#### ACTION ITEM
When a line below contains the word "plop", it counts toward the total; give that total and nothing besides.

Dataset rows for apps and sites:

======

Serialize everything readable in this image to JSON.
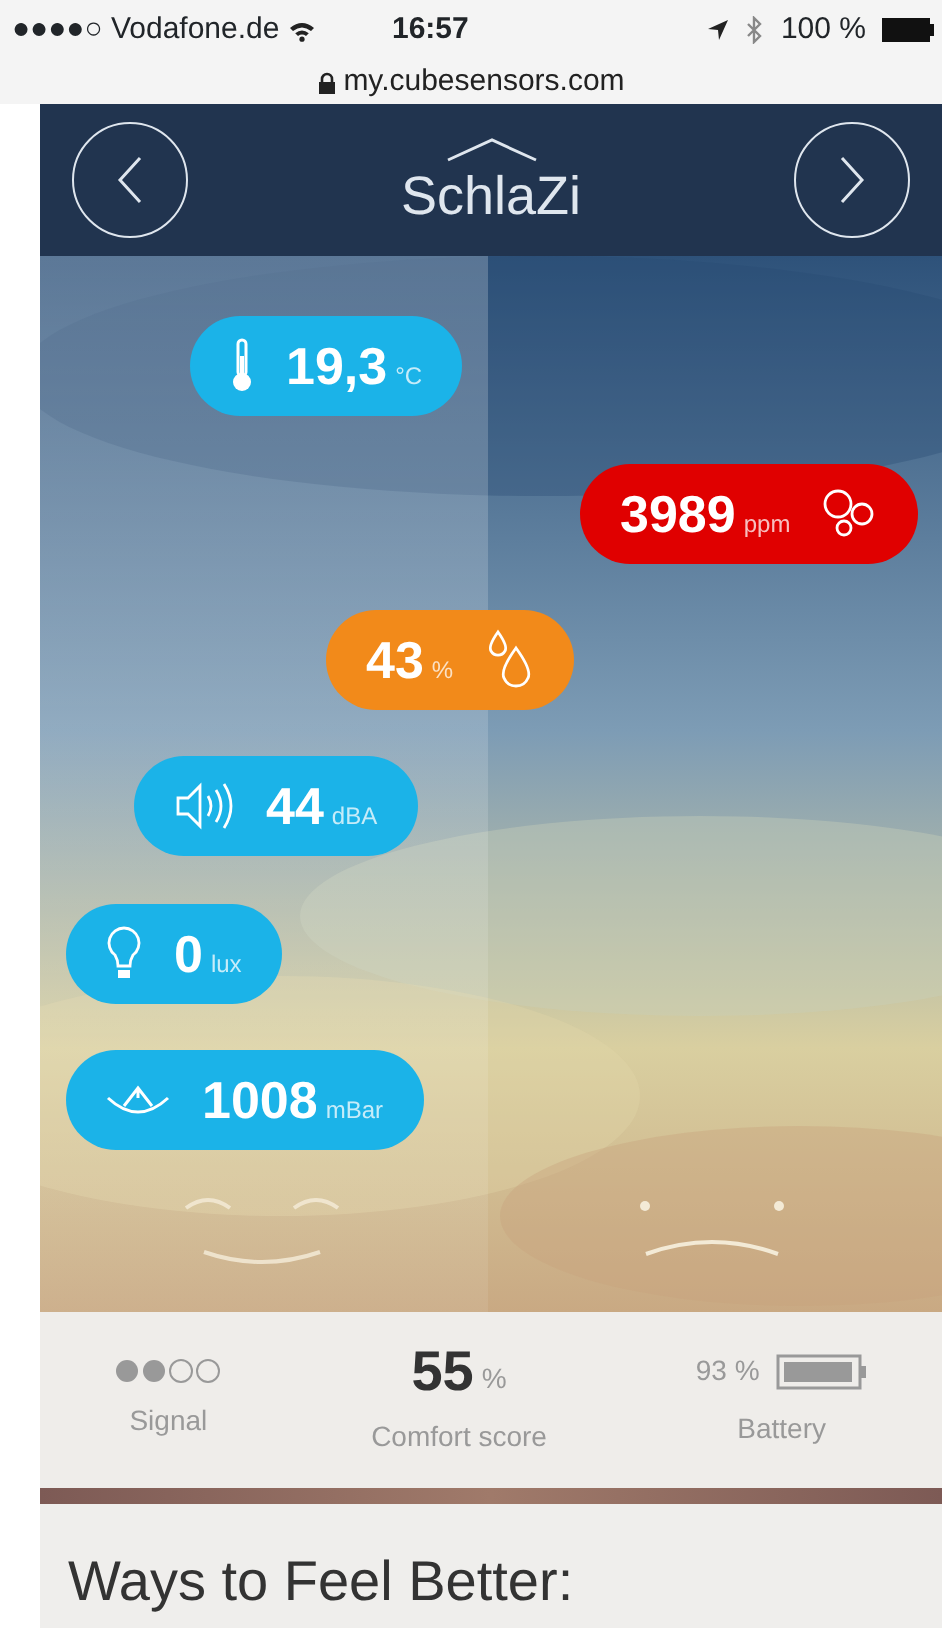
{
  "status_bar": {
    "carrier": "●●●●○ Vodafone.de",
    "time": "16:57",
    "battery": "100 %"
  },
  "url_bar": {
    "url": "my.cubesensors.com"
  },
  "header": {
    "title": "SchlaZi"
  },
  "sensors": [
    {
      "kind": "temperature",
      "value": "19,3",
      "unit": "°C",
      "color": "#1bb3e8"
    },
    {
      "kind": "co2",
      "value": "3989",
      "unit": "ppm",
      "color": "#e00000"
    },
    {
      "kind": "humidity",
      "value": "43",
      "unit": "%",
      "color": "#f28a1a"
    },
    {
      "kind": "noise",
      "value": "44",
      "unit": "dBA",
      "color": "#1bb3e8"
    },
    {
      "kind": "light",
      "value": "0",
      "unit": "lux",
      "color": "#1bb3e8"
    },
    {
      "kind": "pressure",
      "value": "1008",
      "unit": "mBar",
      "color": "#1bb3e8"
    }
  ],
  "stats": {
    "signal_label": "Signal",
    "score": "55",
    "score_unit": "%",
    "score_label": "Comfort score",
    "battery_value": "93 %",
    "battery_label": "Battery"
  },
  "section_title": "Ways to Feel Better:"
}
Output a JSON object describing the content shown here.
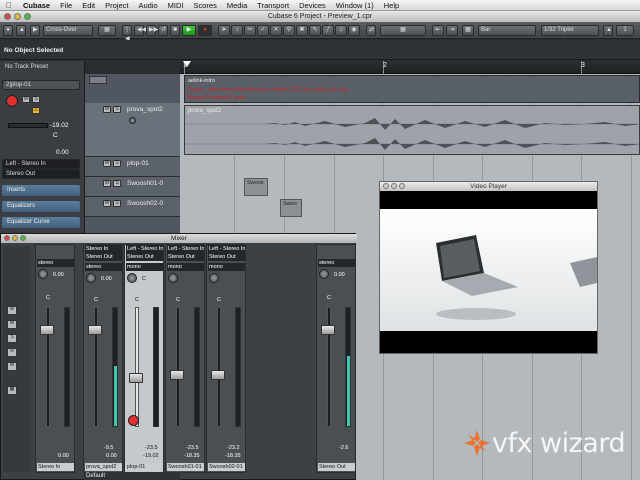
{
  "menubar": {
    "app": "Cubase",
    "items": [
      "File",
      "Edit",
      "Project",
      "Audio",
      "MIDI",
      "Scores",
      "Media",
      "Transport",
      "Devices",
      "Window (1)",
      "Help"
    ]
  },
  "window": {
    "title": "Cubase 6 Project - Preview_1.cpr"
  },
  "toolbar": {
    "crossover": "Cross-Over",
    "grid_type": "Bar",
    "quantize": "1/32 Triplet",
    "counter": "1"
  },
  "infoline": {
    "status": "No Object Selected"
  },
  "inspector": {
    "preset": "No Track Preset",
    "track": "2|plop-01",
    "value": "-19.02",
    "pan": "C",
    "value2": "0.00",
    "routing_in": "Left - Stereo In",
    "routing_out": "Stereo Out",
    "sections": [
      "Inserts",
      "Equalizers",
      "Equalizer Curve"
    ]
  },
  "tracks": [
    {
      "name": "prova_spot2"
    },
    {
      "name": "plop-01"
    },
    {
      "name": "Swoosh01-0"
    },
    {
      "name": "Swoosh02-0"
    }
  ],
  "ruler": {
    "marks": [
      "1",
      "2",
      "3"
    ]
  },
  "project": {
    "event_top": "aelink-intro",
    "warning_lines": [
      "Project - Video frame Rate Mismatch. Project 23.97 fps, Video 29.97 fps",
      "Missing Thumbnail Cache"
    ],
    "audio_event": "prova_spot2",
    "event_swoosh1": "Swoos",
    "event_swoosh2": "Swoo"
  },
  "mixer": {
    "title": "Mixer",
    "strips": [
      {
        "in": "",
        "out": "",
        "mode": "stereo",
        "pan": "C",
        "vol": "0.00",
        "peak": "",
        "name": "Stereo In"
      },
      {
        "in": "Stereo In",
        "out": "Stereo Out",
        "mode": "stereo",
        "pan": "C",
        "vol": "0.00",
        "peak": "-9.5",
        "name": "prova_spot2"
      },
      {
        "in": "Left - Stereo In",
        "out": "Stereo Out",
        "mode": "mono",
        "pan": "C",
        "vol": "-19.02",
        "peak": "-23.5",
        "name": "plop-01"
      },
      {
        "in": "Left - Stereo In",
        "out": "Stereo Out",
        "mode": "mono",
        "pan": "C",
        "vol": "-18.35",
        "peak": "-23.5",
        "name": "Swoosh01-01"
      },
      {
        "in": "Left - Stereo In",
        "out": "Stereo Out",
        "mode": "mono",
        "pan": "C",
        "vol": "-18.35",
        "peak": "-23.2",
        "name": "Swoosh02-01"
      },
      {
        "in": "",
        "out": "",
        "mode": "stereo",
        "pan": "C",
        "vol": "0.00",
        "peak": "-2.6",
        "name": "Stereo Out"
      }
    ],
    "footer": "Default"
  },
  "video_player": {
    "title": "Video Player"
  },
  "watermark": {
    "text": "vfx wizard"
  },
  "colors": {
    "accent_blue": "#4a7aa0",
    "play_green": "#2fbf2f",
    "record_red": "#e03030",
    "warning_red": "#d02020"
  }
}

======

#### RESULT BELOW
3